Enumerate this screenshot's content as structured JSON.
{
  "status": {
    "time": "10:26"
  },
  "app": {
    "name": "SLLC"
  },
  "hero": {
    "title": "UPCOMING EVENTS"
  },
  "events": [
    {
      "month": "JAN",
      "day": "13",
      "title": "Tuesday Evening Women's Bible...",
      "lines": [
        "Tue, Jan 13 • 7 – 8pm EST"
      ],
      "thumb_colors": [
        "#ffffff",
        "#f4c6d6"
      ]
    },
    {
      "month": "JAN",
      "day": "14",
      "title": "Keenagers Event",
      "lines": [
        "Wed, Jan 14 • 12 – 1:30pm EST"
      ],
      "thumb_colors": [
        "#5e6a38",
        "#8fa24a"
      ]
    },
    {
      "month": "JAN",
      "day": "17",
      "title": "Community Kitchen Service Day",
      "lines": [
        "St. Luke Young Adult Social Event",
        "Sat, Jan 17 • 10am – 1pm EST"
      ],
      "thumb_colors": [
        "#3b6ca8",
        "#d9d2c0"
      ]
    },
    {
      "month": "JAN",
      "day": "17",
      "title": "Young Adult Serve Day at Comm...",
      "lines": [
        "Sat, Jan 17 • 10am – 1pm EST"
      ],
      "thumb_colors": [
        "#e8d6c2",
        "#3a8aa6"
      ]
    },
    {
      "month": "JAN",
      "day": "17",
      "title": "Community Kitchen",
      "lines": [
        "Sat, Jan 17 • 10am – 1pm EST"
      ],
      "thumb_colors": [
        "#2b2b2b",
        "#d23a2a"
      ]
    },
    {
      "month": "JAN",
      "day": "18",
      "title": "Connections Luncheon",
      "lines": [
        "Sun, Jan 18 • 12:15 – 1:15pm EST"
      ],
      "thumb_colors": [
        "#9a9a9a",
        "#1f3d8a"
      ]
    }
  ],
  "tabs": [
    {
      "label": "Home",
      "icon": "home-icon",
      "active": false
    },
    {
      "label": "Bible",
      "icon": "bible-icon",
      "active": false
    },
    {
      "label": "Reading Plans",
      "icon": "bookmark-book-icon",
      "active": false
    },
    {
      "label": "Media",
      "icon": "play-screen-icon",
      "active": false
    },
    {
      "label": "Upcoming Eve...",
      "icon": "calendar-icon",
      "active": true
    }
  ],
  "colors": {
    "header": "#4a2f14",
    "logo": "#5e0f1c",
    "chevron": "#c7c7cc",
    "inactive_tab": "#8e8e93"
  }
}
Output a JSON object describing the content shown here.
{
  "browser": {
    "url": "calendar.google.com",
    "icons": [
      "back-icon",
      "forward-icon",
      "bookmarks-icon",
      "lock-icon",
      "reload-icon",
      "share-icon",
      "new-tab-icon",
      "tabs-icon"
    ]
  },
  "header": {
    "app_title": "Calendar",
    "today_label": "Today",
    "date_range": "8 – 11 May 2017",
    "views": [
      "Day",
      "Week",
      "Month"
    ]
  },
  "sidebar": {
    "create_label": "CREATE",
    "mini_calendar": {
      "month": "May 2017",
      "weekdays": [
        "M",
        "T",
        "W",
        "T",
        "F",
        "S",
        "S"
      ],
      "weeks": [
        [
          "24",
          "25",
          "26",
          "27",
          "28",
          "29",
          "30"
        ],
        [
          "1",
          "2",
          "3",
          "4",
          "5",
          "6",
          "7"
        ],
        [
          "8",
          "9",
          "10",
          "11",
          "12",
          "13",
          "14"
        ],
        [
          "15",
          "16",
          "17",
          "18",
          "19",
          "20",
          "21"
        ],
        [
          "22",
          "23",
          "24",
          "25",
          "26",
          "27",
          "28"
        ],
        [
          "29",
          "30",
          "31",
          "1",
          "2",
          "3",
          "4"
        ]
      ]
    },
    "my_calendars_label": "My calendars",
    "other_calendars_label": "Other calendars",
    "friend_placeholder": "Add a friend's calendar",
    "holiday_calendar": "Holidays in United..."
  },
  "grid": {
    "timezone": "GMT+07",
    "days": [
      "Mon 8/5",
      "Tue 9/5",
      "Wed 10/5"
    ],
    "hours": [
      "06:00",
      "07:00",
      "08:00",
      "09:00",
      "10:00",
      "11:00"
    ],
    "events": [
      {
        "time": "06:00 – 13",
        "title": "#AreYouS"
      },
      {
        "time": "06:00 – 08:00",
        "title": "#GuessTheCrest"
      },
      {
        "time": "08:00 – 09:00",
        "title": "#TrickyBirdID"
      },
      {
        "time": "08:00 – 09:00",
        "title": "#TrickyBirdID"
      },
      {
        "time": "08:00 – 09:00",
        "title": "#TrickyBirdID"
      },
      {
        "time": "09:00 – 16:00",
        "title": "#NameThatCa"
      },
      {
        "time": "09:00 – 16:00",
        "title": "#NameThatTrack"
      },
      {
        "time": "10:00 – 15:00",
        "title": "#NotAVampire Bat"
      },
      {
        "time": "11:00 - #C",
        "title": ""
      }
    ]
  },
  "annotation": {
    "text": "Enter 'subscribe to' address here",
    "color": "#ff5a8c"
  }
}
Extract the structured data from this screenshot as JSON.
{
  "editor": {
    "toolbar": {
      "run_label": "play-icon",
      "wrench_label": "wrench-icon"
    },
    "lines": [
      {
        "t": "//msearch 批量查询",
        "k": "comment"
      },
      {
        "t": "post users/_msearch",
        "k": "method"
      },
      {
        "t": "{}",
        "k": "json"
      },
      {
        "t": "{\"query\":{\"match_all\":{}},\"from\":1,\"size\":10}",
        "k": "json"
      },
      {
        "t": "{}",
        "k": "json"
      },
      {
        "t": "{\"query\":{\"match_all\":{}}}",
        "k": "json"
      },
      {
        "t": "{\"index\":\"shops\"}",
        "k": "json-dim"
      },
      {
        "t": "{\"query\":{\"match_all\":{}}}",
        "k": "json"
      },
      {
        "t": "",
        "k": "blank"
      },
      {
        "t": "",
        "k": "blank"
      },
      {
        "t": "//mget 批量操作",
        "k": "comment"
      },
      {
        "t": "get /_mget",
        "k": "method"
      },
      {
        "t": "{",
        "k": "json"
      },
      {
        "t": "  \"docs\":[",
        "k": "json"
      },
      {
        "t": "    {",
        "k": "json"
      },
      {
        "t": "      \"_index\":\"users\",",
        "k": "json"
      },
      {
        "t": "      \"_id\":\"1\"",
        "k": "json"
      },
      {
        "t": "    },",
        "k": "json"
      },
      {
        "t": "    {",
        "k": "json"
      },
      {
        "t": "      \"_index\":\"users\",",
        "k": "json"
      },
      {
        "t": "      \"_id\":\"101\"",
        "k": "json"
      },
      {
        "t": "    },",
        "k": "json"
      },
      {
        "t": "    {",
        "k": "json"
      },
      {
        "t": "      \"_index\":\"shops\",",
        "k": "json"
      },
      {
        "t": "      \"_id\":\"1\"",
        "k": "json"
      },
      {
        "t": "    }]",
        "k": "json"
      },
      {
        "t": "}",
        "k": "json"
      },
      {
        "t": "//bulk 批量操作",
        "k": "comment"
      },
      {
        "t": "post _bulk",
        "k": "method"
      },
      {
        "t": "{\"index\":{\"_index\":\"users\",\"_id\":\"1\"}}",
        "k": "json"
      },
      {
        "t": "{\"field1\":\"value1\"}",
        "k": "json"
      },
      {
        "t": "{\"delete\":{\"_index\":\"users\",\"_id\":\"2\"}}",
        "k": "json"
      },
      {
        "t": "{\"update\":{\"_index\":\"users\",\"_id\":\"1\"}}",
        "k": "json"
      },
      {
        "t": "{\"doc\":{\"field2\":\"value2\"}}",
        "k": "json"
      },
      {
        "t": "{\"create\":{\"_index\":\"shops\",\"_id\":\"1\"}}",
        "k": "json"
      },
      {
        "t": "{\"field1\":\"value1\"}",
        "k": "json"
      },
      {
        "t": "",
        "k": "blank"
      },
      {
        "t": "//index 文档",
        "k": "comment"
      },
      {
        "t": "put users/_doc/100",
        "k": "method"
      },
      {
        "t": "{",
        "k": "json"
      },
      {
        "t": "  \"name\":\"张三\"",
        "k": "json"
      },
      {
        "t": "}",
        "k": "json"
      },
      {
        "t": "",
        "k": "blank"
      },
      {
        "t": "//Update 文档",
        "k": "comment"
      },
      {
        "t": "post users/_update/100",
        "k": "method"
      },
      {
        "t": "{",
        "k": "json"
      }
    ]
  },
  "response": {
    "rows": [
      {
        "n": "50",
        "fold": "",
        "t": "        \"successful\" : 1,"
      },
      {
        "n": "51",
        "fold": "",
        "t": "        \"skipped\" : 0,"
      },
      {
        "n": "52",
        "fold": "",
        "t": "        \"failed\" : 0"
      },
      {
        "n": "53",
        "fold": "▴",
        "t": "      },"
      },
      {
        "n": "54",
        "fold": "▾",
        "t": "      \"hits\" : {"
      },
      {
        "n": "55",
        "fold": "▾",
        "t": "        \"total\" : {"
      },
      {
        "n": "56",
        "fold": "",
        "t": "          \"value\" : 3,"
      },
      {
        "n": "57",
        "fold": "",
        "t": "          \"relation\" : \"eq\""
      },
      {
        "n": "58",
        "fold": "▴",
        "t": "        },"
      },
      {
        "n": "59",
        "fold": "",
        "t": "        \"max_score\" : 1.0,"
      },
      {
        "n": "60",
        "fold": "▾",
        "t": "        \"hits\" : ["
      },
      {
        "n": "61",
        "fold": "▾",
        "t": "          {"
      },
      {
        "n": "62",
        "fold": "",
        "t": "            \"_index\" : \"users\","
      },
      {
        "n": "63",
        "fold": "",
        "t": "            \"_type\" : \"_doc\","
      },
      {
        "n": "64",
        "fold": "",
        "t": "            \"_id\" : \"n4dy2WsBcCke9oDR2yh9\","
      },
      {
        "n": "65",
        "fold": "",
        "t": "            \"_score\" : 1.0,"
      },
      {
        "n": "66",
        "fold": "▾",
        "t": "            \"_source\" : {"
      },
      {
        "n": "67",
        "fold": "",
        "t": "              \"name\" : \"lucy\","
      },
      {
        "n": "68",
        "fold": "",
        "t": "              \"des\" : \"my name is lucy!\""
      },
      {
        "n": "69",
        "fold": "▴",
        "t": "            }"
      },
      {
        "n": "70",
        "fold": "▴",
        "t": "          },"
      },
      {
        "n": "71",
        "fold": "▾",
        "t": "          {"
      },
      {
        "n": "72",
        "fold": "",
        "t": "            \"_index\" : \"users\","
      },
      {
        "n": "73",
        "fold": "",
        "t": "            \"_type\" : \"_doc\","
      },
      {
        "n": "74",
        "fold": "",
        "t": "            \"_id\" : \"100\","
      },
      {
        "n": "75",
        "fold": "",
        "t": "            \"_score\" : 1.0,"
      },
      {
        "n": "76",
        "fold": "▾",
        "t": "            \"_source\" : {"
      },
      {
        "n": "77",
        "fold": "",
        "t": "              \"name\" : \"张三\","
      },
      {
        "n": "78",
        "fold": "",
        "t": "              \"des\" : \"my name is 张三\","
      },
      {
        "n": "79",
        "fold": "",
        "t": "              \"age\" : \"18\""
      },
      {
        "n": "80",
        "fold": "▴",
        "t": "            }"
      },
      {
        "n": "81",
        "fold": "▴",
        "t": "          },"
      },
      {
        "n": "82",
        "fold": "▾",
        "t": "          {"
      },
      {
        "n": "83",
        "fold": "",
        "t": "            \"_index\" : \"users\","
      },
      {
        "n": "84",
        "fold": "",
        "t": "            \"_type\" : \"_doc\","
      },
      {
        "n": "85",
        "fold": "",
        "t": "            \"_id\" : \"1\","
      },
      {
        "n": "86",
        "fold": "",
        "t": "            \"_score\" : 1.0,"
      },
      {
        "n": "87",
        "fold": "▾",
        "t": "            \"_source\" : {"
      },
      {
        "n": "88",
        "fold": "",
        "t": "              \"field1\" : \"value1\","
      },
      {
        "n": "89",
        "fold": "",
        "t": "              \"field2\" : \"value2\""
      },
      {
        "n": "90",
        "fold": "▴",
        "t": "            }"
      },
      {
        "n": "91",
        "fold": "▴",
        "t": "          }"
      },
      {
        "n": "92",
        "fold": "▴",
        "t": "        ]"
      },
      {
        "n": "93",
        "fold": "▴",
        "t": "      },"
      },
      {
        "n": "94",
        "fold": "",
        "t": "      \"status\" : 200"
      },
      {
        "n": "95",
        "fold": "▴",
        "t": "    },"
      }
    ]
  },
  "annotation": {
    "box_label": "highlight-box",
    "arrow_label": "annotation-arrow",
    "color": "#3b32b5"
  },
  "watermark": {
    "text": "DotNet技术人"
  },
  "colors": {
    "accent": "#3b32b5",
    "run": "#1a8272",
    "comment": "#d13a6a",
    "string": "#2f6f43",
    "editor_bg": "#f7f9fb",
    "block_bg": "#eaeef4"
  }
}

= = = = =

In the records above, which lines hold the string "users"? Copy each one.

OUTPUT BELOW:
        "t": "post users/_msearch",
        "t": "      \"_index\":\"users\",",
        "t": "      \"_index\":\"users\",",
        "t": "{\"index\":{\"_index\":\"users\",\"_id\":\"1\"}}",
        "t": "{\"delete\":{\"_index\":\"users\",\"_id\":\"2\"}}",
        "t": "{\"update\":{\"_index\":\"users\",\"_id\":\"1\"}}",
        "t": "put users/_doc/100",
        "t": "post users/_update/100",
        "t": "            \"_index\" : \"users\","
        "t": "            \"_index\" : \"users\","
        "t": "            \"_index\" : \"users\","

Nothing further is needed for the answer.